Column missed crucial distinction between racial groups and others

To the Editor:

Though Niko Bowie (“‘Self-segregation’ myth affects all groups,” 2/12) is correct to note that most cultural houses and organizations are extremely open to participation by all, and thus should not be accused of “self-segregation” in its strictest sense, he errs deeply in his assumptions about what constitutes similar behavior in other campus organizations. Though members of nearly all groups are united by specific interests perhaps not held as strongly by people outside of the group, these interests rarely stem from entirely intrinsic, immutable differences among people. It is naive to pretend that participation in a cultural organization is merely a sign of interest in a specific culture that might be equally distributed among the student body, irrespective of race, if only outsiders would take part. The Afro-American Cultural Center, for example, lists “maximiz[ing] the academic achievement, personal development and leadership skills of Black students” as one of the primary points of its mission statement. Though this mission need not deter all non-black students from taking part in the organization, it is bound to create rifts that do not exist in organizations that are unconcerned with race.

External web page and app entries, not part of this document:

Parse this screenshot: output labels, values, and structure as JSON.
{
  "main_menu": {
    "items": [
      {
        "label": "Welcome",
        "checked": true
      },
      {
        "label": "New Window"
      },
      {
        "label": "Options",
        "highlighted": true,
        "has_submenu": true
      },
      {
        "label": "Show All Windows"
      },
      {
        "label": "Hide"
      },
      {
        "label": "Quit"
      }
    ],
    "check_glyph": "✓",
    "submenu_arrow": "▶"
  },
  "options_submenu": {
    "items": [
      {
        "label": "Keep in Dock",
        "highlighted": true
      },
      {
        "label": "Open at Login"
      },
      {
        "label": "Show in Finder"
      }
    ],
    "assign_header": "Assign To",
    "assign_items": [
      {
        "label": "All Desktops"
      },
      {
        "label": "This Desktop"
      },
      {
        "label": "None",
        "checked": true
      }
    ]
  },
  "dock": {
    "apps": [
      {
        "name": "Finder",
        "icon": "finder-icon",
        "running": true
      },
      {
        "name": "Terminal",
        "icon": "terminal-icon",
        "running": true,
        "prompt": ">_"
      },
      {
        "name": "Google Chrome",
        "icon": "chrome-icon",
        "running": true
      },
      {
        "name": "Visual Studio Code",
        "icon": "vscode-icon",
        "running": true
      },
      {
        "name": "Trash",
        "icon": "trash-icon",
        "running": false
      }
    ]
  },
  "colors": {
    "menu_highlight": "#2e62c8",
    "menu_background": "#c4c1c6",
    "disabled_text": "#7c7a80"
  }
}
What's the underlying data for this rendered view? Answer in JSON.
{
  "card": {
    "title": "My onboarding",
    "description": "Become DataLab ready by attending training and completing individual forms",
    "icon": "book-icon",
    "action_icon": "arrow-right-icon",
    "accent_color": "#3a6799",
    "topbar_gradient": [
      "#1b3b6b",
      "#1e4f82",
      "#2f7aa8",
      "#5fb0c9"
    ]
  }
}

There is clearly an asymmetry between the attitudes that cause minority students to become isolated from the rest of Yale and the attitudes that cause all other students to allow it to happen. For “segregation” to be avoided, it is not the responsibility of the members of the community at large to join groups whose interests lie overwhelmingly with a small racial subset of that community. Rather, it is only natural that those subsets be expected to take part in the larger community, where race is rarely relevant. Yale groups geared toward a specific interest or goal unite students based on each member’s status as an actor, athlete, debater, planner or activist. The color of one’s skin hardly makes one an outsider. The same cannot be said for groups whose existence is predicated on racial differences. This may not be a bad thing, but it is the truth, and it should not be obscured.

Dan Bleiberg ’09

Feb. 12

Thinking of activities as commodities may give some perspective in debate

To the Editor:

I write in response to Friday’s News’ View (“Self-segregation thwarts campus unity”). From what I heard at the Independent Party debate and what I’ve read recently about this issue at Yale, I think one important notion hasn’t really been considered. The concepts of race and culture seem to be conflated in the discussion, when these two ideas must be viewed in different ways. I may share the same race or ethnicity as a Chinese-American student, but because I grew up in Hong Kong as opposed to say, Chicago, our cultural milieus would be unalike.

Yale students are generally very busy. Our time spent in class, doing homework and with friends must be organized and allocated. I’d suggest that instead of viewing cultural activities as students separating themselves along racial lines, it may help to see these expressions of culture as a sort of commodity. I may not take part in many of the activities sponsored by the Asian American Cultural Center, but that’s because I’d like to use the limited time of my Yale experience to focus on my passion for music. This passion is expressed in my participation in music groups, where naturally I will make friends, people to spend time with. Music activities are a commodity on offer at Yale that meets with what I want.

To say that people’s participation in organized cultural groups or cultural orientation programs is a form of self-segregation, and therefore bad for Yale’s social environment, would mean that sports teams’ parties and debate group dinners are similarly unhealthy. Maybe they are; maybe every varsity hockey player should be forced to have Monday dinners with a News editor. But you cannot dictate how students engage with the Yale experience. If a student’s interests lie in culture, and many other students participating in the same group happen to be of the same race, that’s just how things turn out.

Students shouldn’t feel obligated to attend cultural house activities or guilty about not attending if they’re not particularly interested. I think everyone should come to as many band concerts as possible, and I’m sure athletes think the same about their home games. But time is limited, and cultural activities, like theater performances or YPU debates, are not everyone’s cup of tea. La Casa and the Af-Am House aren’t hurting Yale; they’re just giving people something to do.

Karsten Ch’ien ’09

Feb. 9